DATASET ENTRIES:
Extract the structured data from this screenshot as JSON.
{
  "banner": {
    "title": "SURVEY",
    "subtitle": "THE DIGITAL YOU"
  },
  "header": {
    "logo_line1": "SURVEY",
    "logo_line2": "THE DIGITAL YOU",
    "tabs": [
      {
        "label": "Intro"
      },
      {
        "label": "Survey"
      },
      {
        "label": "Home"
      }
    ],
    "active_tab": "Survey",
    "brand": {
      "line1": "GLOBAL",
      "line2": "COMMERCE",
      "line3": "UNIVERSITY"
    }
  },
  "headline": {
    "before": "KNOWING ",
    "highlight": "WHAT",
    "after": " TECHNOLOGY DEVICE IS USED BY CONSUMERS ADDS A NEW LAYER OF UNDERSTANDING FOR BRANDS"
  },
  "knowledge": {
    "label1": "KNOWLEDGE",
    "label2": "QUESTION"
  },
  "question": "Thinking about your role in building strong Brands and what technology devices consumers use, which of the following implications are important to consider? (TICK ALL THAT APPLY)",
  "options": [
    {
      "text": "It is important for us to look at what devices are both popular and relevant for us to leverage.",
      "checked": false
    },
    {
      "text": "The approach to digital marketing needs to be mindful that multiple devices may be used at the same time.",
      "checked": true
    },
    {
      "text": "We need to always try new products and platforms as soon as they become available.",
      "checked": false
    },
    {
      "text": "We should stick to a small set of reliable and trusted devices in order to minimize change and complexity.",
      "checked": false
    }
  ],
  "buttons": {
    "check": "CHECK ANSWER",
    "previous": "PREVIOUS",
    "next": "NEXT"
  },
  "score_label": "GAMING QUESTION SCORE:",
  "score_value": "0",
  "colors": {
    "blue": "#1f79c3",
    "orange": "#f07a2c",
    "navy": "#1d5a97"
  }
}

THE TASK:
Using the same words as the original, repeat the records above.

EXERCISE RESPONSE:
Extract the structured data from this screenshot as JSON.
{
  "banner": {
    "title": "SURVEY",
    "subtitle": "THE DIGITAL YOU"
  },
  "header": {
    "logo_line1": "SURVEY",
    "logo_line2": "THE DIGITAL YOU",
    "tabs": [
      {
        "label": "Intro"
      },
      {
        "label": "Survey"
      },
      {
        "label": "Home"
      }
    ],
    "active_tab": "Survey",
    "brand": {
      "line1": "GLOBAL",
      "line2": "COMMERCE",
      "line3": "UNIVERSITY"
    }
  },
  "headline": {
    "before": "KNOWING ",
    "highlight": "WHAT",
    "after": " TECHNOLOGY DEVICE IS USED BY CONSUMERS ADDS A NEW LAYER OF UNDERSTANDING FOR BRANDS"
  },
  "knowledge": {
    "label1": "KNOWLEDGE",
    "label2": "QUESTION"
  },
  "question": "Thinking about your role in building strong Brands and what technology devices consumers use, which of the following implications are important to consider? (TICK ALL THAT APPLY)",
  "options": [
    {
      "text": "It is important for us to look at what devices are both popular and relevant for us to leverage.",
      "checked": false
    },
    {
      "text": "The approach to digital marketing needs to be mindful that multiple devices may be used at the same time.",
      "checked": true
    },
    {
      "text": "We need to always try new products and platforms as soon as they become available.",
      "checked": false
    },
    {
      "text": "We should stick to a small set of reliable and trusted devices in order to minimize change and complexity.",
      "checked": false
    }
  ],
  "buttons": {
    "check": "CHECK ANSWER",
    "previous": "PREVIOUS",
    "next": "NEXT"
  },
  "score_label": "GAMING QUESTION SCORE:",
  "score_value": "0",
  "colors": {
    "blue": "#1f79c3",
    "orange": "#f07a2c",
    "navy": "#1d5a97"
  }
}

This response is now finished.